Most of the images were taken in villages around Rwanda and South Africa. There’s a thin line between nature being seen as idyllic and as a place where terrible things happen – permeated by genocide, a constantly contested space. Seen as a metaphor, it’s as if the further you leave the city and its systems of control, the more primal things become. At times the children appear conservative, existing in an orderly world; at other times there’s something feral about them, as in Lord of the Flies, a place devoid of rules. This is most noticeable in the Rwanda images where clothes donated from Europe, with particular cultural significations, are transposed into a completely different context.

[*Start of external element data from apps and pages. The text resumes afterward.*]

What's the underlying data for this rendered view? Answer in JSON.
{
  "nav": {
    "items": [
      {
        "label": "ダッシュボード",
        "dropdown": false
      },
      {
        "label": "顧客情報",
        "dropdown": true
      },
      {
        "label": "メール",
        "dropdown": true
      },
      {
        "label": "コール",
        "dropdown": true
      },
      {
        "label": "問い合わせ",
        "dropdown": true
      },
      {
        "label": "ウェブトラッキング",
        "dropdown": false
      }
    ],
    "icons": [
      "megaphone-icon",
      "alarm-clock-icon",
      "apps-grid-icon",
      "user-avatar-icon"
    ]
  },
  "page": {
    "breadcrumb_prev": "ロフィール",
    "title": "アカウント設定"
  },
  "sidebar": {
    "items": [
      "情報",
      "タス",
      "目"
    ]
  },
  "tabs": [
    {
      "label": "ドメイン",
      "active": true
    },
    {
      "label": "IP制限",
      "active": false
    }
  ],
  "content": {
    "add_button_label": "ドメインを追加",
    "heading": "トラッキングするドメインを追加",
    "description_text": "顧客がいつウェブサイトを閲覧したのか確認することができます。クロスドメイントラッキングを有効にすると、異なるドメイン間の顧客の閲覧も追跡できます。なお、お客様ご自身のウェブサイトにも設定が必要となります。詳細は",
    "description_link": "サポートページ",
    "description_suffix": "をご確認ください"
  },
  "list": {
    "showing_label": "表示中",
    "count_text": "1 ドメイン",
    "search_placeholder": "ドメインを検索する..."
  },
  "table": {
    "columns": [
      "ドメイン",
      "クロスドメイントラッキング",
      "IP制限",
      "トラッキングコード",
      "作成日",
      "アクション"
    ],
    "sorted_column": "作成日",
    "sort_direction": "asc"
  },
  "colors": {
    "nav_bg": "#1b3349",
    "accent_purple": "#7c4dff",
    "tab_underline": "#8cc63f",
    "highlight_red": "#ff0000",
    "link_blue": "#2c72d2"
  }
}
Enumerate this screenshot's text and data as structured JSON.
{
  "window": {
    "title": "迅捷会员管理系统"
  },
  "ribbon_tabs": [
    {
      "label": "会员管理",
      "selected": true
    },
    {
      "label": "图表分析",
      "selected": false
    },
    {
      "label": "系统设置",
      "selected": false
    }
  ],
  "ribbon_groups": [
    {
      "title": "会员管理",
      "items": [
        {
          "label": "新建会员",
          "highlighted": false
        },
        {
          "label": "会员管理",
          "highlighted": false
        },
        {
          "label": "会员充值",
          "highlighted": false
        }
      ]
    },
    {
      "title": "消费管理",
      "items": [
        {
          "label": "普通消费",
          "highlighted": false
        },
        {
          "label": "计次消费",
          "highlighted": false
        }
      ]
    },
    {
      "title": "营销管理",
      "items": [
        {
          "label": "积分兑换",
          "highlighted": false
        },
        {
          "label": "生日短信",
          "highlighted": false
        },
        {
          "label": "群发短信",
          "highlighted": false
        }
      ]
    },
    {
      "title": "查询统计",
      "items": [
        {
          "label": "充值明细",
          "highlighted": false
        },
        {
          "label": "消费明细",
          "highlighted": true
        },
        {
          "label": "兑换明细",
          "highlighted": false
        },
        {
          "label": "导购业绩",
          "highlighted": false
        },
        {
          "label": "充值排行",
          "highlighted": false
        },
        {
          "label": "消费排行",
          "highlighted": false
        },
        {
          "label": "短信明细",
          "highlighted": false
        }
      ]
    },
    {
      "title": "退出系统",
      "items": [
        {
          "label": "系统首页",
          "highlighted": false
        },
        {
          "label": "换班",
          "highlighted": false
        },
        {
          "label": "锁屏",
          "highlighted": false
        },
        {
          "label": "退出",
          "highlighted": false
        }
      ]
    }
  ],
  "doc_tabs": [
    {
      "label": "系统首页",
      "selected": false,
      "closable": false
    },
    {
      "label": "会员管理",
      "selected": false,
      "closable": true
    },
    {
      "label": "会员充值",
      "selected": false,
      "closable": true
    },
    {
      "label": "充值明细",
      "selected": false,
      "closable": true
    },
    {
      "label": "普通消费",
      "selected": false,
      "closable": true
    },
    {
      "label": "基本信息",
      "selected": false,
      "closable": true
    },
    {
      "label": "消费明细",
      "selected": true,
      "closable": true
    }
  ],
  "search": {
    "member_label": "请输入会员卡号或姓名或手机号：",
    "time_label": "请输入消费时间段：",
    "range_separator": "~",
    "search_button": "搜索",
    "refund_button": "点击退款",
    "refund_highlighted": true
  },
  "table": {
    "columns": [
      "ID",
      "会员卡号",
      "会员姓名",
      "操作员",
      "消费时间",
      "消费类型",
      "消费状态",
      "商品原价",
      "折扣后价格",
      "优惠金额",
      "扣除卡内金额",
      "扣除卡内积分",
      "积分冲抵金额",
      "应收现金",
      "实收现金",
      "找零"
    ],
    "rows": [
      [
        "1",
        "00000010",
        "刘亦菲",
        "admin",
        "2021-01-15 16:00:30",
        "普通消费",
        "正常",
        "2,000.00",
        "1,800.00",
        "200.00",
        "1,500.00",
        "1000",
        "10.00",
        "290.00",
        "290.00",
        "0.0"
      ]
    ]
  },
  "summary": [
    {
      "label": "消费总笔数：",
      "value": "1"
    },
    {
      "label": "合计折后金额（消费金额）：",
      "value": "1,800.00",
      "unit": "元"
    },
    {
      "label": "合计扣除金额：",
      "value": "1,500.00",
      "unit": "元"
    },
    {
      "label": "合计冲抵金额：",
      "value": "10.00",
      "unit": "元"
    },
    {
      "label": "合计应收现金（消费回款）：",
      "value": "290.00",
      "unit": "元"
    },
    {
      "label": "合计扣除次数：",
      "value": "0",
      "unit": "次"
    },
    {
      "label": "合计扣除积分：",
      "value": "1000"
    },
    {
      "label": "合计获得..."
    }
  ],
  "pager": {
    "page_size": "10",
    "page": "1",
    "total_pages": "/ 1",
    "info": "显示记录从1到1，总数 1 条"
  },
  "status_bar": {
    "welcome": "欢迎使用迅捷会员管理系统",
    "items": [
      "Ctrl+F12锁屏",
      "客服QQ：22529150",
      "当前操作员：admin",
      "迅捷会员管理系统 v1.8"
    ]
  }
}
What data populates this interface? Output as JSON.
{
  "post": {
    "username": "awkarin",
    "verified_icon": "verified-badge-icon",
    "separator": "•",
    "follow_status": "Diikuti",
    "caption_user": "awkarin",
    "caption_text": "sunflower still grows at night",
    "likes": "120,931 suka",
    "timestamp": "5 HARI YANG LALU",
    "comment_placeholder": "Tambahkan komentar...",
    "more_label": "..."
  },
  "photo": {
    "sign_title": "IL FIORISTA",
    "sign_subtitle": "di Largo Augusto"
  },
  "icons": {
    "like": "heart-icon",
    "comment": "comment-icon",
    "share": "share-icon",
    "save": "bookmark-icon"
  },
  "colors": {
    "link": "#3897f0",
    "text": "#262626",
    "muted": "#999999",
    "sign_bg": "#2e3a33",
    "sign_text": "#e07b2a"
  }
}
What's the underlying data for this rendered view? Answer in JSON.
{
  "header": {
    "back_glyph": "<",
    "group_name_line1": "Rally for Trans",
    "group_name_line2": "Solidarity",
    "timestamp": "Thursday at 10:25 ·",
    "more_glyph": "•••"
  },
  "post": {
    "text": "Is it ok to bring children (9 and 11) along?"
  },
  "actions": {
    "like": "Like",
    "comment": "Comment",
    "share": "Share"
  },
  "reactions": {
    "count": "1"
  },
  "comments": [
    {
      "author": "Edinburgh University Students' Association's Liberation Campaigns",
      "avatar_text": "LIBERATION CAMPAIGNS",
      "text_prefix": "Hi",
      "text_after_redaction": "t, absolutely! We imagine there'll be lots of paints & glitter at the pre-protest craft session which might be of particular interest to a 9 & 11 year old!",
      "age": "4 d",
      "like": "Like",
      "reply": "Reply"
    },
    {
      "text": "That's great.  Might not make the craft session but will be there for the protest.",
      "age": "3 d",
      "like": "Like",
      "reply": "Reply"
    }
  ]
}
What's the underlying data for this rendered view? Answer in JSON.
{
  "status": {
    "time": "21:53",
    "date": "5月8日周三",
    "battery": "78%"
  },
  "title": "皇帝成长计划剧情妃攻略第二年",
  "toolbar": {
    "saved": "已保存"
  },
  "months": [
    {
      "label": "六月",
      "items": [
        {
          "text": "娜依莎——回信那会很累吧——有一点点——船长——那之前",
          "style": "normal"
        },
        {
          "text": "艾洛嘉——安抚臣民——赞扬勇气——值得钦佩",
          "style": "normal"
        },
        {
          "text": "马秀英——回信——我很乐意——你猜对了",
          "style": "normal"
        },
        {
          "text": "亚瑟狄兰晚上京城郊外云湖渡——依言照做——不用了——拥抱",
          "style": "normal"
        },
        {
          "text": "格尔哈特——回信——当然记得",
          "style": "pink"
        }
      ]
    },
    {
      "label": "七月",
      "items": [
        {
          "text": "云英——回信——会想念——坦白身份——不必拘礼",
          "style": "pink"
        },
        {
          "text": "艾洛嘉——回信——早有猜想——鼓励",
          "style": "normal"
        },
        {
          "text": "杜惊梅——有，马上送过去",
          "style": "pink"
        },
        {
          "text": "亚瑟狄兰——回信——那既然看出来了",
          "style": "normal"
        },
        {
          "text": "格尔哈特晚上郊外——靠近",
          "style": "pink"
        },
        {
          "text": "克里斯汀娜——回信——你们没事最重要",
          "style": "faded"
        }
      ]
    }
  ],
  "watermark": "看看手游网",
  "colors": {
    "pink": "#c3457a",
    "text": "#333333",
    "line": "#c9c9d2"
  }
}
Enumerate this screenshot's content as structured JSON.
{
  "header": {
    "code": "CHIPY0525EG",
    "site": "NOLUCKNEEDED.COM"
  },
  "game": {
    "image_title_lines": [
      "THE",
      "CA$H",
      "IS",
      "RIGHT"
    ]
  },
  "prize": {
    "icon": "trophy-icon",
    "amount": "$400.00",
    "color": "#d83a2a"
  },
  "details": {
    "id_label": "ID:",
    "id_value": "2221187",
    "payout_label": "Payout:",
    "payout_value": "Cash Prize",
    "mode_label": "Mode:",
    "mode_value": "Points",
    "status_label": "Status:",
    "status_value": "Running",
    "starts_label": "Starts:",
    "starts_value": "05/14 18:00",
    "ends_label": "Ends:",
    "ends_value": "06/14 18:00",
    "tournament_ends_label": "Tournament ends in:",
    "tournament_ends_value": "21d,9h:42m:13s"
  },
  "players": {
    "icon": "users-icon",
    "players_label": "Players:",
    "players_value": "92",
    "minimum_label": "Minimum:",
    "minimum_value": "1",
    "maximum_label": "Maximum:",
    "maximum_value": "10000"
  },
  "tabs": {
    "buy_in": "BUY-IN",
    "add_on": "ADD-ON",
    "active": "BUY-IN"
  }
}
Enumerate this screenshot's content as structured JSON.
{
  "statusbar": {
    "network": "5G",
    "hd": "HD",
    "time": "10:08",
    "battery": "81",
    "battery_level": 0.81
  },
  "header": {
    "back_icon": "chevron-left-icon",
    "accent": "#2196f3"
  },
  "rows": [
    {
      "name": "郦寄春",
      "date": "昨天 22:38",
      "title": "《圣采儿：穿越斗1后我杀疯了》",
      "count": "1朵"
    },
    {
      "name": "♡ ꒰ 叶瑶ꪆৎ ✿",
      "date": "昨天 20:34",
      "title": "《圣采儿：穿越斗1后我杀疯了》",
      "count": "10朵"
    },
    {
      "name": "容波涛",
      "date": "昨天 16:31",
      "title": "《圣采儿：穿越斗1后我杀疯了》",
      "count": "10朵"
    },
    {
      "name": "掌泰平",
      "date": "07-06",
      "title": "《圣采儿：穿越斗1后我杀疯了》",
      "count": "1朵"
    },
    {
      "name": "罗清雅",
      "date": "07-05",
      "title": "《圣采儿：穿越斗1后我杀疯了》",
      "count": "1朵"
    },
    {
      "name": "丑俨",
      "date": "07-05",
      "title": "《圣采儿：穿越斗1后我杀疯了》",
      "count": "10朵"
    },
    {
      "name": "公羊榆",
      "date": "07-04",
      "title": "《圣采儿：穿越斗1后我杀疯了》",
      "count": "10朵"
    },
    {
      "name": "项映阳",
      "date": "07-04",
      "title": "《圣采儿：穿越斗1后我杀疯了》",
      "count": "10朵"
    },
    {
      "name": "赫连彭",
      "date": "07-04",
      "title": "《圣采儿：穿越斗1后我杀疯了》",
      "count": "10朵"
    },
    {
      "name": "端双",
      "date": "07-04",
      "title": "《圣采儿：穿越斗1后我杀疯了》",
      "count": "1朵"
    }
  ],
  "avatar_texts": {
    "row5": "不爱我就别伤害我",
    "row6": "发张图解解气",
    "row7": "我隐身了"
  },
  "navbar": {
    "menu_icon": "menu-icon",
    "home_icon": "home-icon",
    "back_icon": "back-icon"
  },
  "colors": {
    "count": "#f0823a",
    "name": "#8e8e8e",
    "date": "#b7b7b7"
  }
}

Being a parent myself has shifted my way of looking at kids dramatically, so there is the challenge of photographing children unsentimentally. The act of photographing a child is so different – and in many ways more difficult – to making a portrait of an adult. The normal power dynamics between photographer and subject are subtly shifted. I searched for children who seemed already to have fully formed personalities. There is an honesty and a forthrightness which cannot otherwise be evoked.
Hugo's images are accompanied by an essay by Ashraf Jamal, who writes:
... [A]fter Nietzsche, I find his images to be human, all too human. Because his subjects are not framed by a prescriptive or projected value, they are never intended as representational or ideological embodiments. Rather, it is the singularity of the being of the subject, dynamically fused with the photographer's being, which returns image-making to its mortal coil.
Published by Prestel | 2016
Hardcover, 92 pages | ISBN 978-3-7913-8273-9 | Price: R780